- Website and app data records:
---------------
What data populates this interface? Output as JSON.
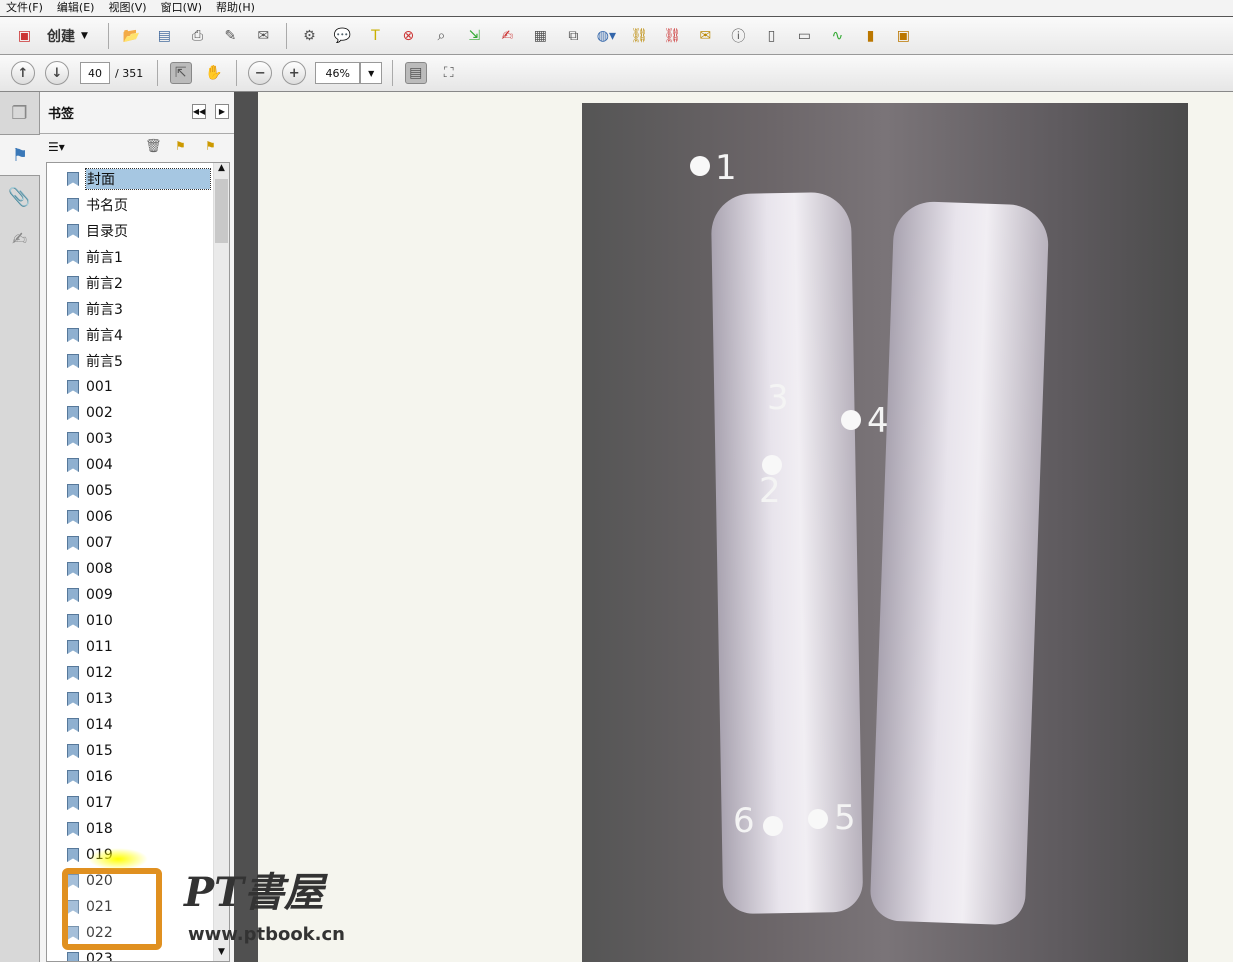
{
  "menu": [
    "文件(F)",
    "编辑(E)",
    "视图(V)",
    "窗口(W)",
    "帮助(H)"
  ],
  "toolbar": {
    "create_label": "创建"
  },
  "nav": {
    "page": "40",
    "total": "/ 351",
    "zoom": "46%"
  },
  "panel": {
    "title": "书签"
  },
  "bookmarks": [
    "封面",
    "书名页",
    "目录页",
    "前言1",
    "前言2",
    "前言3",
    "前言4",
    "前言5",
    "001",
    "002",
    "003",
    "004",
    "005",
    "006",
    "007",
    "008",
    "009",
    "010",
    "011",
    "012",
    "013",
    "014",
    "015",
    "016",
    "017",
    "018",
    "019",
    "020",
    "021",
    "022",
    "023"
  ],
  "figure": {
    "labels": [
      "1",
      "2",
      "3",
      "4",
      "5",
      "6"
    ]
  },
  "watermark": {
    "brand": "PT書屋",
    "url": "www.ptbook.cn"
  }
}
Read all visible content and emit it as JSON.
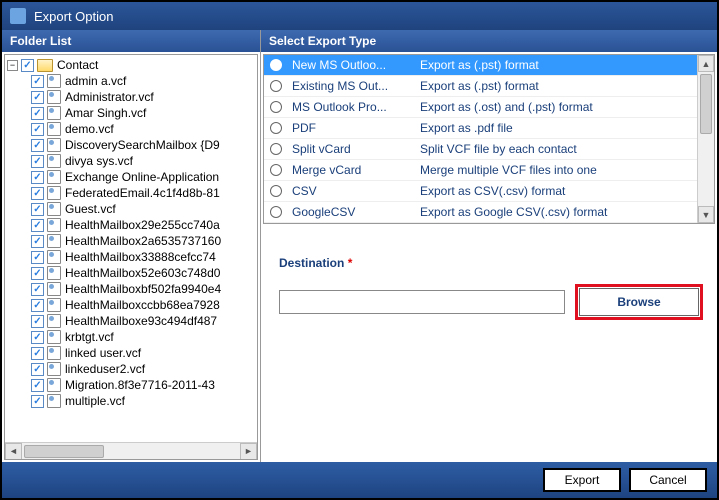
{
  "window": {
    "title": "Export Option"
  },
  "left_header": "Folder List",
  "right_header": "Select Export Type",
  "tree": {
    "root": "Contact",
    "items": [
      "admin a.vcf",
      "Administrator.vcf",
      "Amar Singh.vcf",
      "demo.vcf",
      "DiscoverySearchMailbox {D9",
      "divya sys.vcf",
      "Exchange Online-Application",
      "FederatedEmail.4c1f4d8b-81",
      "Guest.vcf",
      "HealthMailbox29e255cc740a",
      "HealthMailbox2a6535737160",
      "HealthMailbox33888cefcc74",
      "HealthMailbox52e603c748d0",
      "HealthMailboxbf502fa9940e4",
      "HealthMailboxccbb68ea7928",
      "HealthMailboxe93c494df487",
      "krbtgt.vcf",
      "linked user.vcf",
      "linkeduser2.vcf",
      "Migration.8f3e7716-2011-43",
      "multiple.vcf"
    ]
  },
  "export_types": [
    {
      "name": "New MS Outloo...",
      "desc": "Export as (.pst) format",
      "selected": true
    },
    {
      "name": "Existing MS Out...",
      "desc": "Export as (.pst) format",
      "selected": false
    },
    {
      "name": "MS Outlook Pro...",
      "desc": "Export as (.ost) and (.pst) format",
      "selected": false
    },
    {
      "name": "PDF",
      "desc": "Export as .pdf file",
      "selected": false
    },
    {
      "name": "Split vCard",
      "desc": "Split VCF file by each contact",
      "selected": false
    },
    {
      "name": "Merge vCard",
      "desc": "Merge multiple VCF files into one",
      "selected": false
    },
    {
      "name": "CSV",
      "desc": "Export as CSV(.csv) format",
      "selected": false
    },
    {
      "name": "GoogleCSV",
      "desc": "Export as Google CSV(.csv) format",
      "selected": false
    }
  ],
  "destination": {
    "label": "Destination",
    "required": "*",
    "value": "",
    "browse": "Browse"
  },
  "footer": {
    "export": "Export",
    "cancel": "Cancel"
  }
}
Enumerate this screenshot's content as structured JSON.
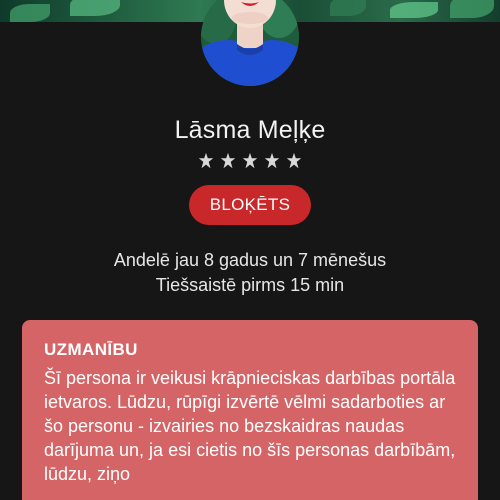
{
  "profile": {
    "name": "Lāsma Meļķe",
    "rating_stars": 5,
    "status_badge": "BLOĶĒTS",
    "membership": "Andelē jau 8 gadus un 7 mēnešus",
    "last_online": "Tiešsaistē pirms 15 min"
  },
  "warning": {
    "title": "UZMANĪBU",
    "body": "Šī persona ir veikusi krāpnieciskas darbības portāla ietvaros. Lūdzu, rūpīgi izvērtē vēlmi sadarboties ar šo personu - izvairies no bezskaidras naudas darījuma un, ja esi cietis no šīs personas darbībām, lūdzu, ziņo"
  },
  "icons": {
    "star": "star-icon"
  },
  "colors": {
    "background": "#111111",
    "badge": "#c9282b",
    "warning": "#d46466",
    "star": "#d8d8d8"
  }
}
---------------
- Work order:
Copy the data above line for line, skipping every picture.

- Answer:
What data populates this interface? Output as JSON.
{
  "menu": [
    "文件(F)",
    "编辑(E)",
    "视图(V)",
    "窗口(W)",
    "帮助(H)"
  ],
  "toolbar": {
    "create_label": "创建"
  },
  "nav": {
    "page": "40",
    "total": "/ 351",
    "zoom": "46%"
  },
  "panel": {
    "title": "书签"
  },
  "bookmarks": [
    "封面",
    "书名页",
    "目录页",
    "前言1",
    "前言2",
    "前言3",
    "前言4",
    "前言5",
    "001",
    "002",
    "003",
    "004",
    "005",
    "006",
    "007",
    "008",
    "009",
    "010",
    "011",
    "012",
    "013",
    "014",
    "015",
    "016",
    "017",
    "018",
    "019",
    "020",
    "021",
    "022",
    "023"
  ],
  "figure": {
    "labels": [
      "1",
      "2",
      "3",
      "4",
      "5",
      "6"
    ]
  },
  "watermark": {
    "brand": "PT書屋",
    "url": "www.ptbook.cn"
  }
}
Read all visible content and emit it as JSON.
{
  "window": {
    "title": "Export Option"
  },
  "left_header": "Folder List",
  "right_header": "Select Export Type",
  "tree": {
    "root": "Contact",
    "items": [
      "admin a.vcf",
      "Administrator.vcf",
      "Amar Singh.vcf",
      "demo.vcf",
      "DiscoverySearchMailbox {D9",
      "divya sys.vcf",
      "Exchange Online-Application",
      "FederatedEmail.4c1f4d8b-81",
      "Guest.vcf",
      "HealthMailbox29e255cc740a",
      "HealthMailbox2a6535737160",
      "HealthMailbox33888cefcc74",
      "HealthMailbox52e603c748d0",
      "HealthMailboxbf502fa9940e4",
      "HealthMailboxccbb68ea7928",
      "HealthMailboxe93c494df487",
      "krbtgt.vcf",
      "linked user.vcf",
      "linkeduser2.vcf",
      "Migration.8f3e7716-2011-43",
      "multiple.vcf"
    ]
  },
  "export_types": [
    {
      "name": "New MS Outloo...",
      "desc": "Export as (.pst) format",
      "selected": true
    },
    {
      "name": "Existing MS Out...",
      "desc": "Export as (.pst) format",
      "selected": false
    },
    {
      "name": "MS Outlook Pro...",
      "desc": "Export as (.ost) and (.pst) format",
      "selected": false
    },
    {
      "name": "PDF",
      "desc": "Export as .pdf file",
      "selected": false
    },
    {
      "name": "Split vCard",
      "desc": "Split VCF file by each contact",
      "selected": false
    },
    {
      "name": "Merge vCard",
      "desc": "Merge multiple VCF files into one",
      "selected": false
    },
    {
      "name": "CSV",
      "desc": "Export as CSV(.csv) format",
      "selected": false
    },
    {
      "name": "GoogleCSV",
      "desc": "Export as Google CSV(.csv) format",
      "selected": false
    }
  ],
  "destination": {
    "label": "Destination",
    "required": "*",
    "value": "",
    "browse": "Browse"
  },
  "footer": {
    "export": "Export",
    "cancel": "Cancel"
  }
}
Enumerate this screenshot's content as structured JSON.
{
  "profile": {
    "name": "Lāsma Meļķe",
    "rating_stars": 5,
    "status_badge": "BLOĶĒTS",
    "membership": "Andelē jau 8 gadus un 7 mēnešus",
    "last_online": "Tiešsaistē pirms 15 min"
  },
  "warning": {
    "title": "UZMANĪBU",
    "body": "Šī persona ir veikusi krāpnieciskas darbības portāla ietvaros. Lūdzu, rūpīgi izvērtē vēlmi sadarboties ar šo personu - izvairies no bezskaidras naudas darījuma un, ja esi cietis no šīs personas darbībām, lūdzu, ziņo"
  },
  "icons": {
    "star": "star-icon"
  },
  "colors": {
    "background": "#111111",
    "badge": "#c9282b",
    "warning": "#d46466",
    "star": "#d8d8d8"
  }
}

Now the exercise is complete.